Task instructions: For the string "Posição", count the lines in the records below that contain it. Answer with that number alone.

(Element data from apps and pages)
• • •

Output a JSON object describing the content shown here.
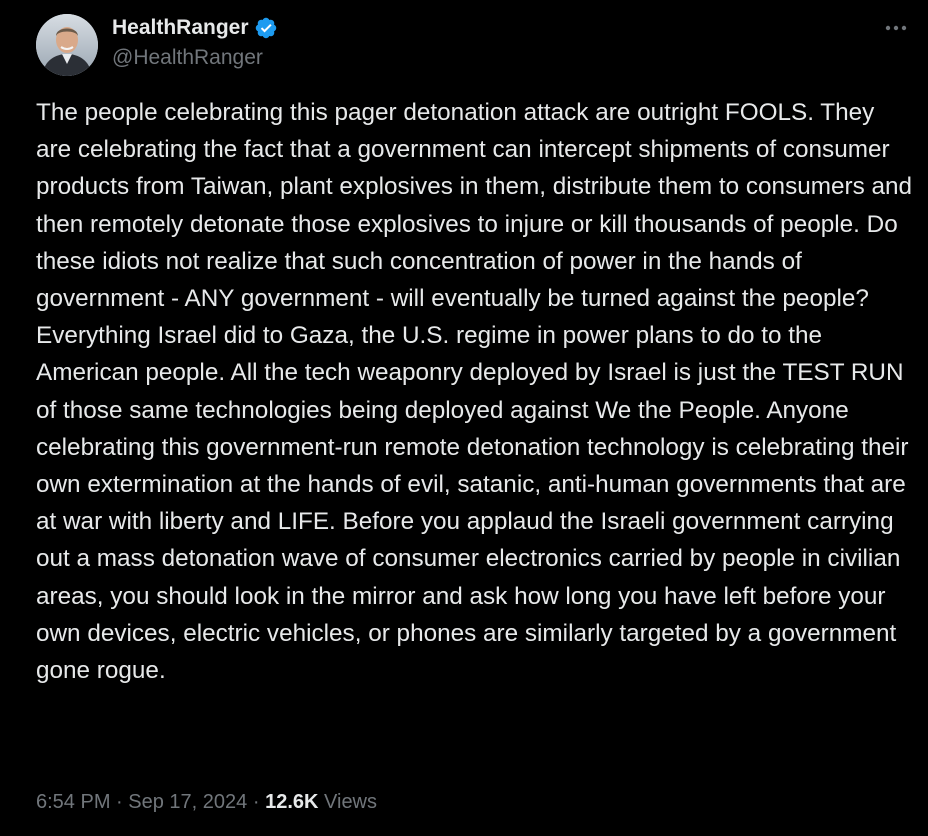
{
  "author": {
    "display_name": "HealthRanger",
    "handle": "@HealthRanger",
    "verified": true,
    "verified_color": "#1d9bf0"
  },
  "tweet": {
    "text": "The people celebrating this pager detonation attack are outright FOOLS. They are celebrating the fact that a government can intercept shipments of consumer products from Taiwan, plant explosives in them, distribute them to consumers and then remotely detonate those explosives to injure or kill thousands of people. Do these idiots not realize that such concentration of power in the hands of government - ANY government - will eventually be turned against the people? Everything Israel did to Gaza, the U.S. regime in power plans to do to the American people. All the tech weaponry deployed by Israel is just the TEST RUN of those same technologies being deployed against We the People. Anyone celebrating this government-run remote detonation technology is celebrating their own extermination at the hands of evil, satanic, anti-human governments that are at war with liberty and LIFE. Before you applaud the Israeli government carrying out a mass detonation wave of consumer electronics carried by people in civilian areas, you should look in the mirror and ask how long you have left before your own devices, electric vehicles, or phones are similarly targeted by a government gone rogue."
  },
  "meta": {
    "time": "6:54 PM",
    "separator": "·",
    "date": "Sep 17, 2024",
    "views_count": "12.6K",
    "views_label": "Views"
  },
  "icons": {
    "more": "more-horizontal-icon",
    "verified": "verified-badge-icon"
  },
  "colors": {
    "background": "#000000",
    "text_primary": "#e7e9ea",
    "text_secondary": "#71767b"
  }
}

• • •

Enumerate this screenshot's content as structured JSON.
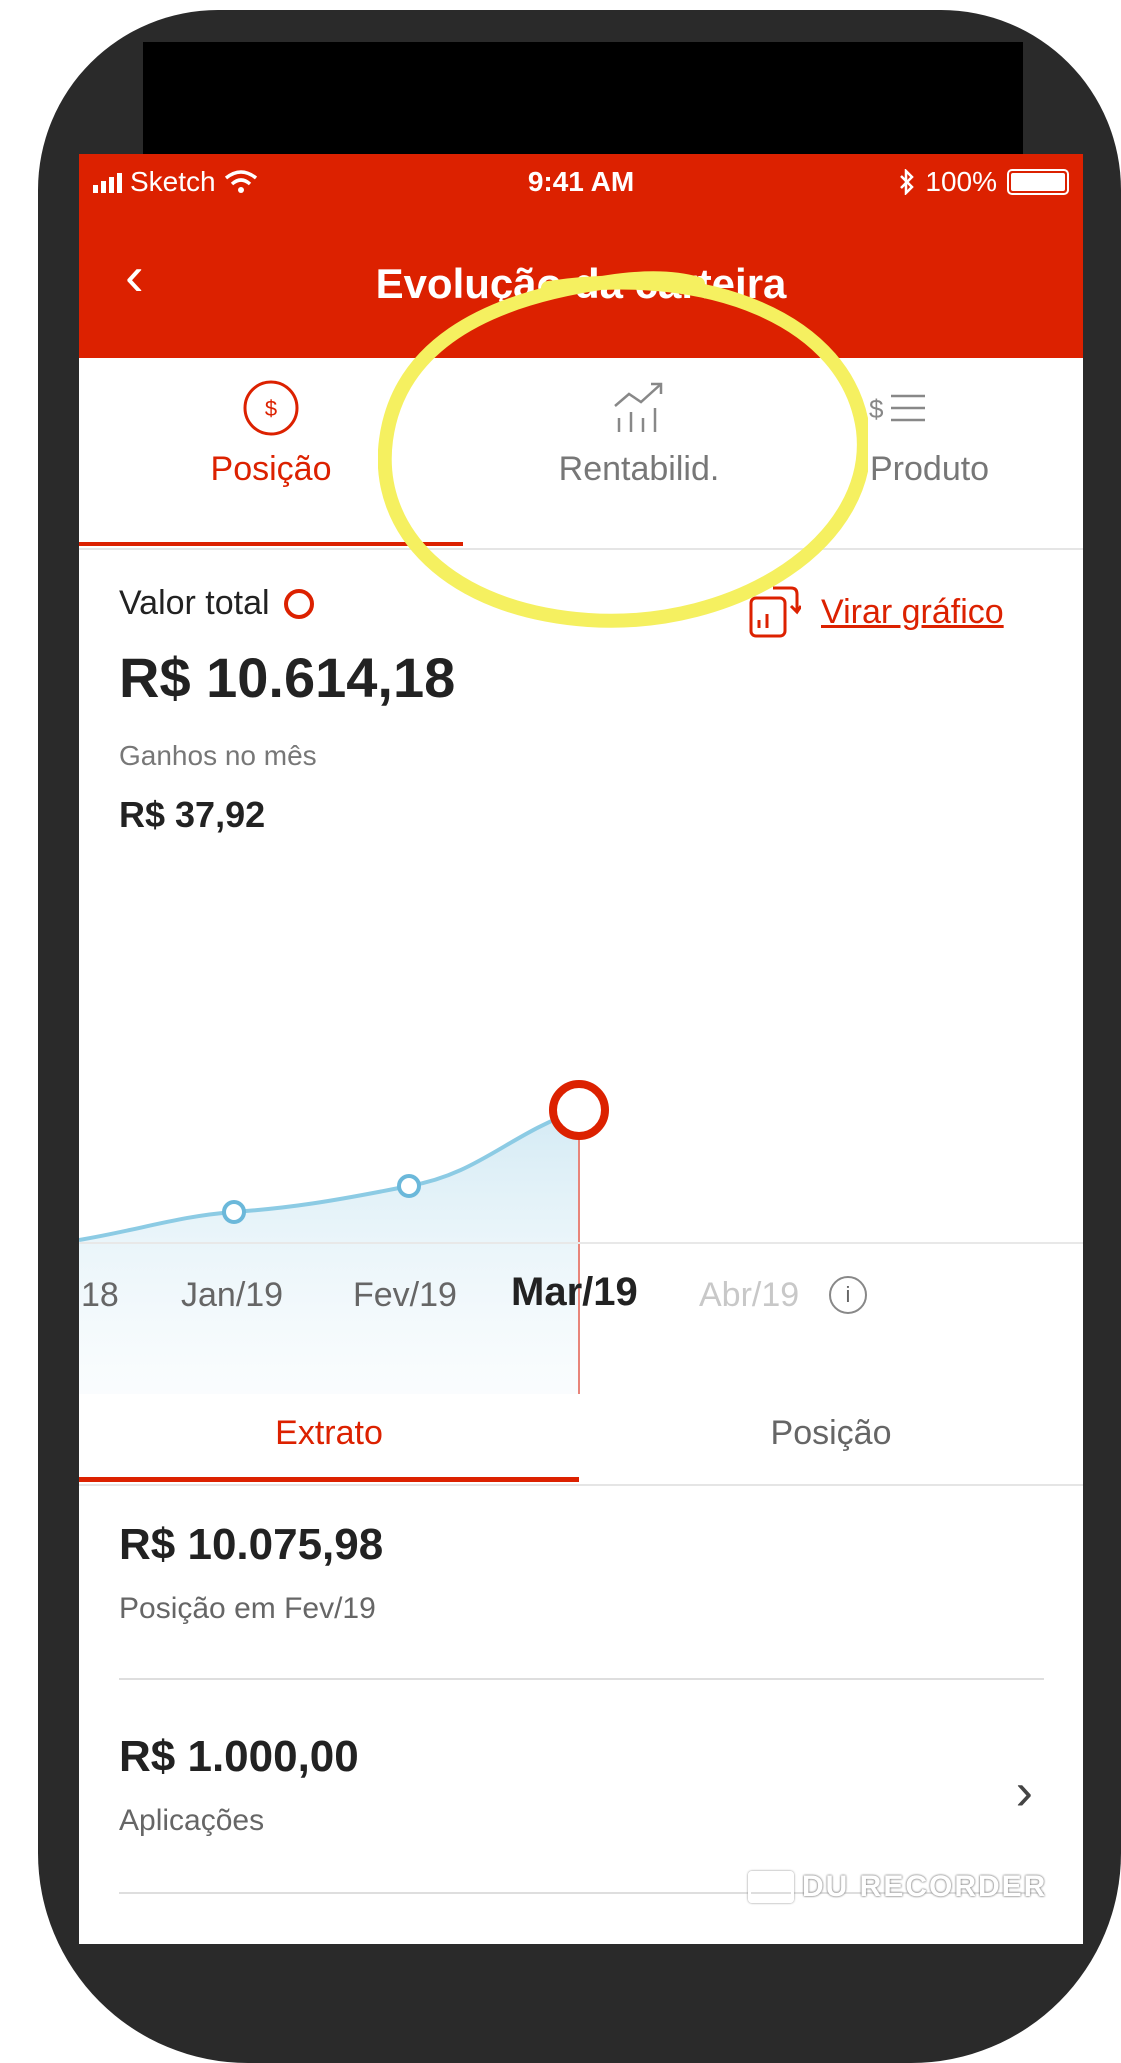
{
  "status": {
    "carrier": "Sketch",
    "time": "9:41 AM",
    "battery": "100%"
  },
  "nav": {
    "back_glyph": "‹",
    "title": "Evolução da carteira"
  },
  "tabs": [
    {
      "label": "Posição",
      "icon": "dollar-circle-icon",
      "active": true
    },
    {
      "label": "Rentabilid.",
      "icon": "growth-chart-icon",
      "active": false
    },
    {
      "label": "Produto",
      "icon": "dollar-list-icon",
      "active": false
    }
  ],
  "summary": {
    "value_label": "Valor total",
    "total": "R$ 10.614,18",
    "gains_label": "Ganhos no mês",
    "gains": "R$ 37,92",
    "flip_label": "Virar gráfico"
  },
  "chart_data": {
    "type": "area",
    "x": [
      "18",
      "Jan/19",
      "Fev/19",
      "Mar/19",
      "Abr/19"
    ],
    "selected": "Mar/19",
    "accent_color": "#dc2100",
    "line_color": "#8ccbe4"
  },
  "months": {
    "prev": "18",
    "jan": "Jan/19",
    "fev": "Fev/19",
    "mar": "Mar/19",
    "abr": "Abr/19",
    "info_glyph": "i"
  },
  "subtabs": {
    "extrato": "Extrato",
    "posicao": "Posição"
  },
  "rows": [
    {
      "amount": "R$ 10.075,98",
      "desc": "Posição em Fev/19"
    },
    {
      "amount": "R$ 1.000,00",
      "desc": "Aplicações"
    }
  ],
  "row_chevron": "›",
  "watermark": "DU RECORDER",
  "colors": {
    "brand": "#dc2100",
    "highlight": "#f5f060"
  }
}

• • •

Expected answer: 3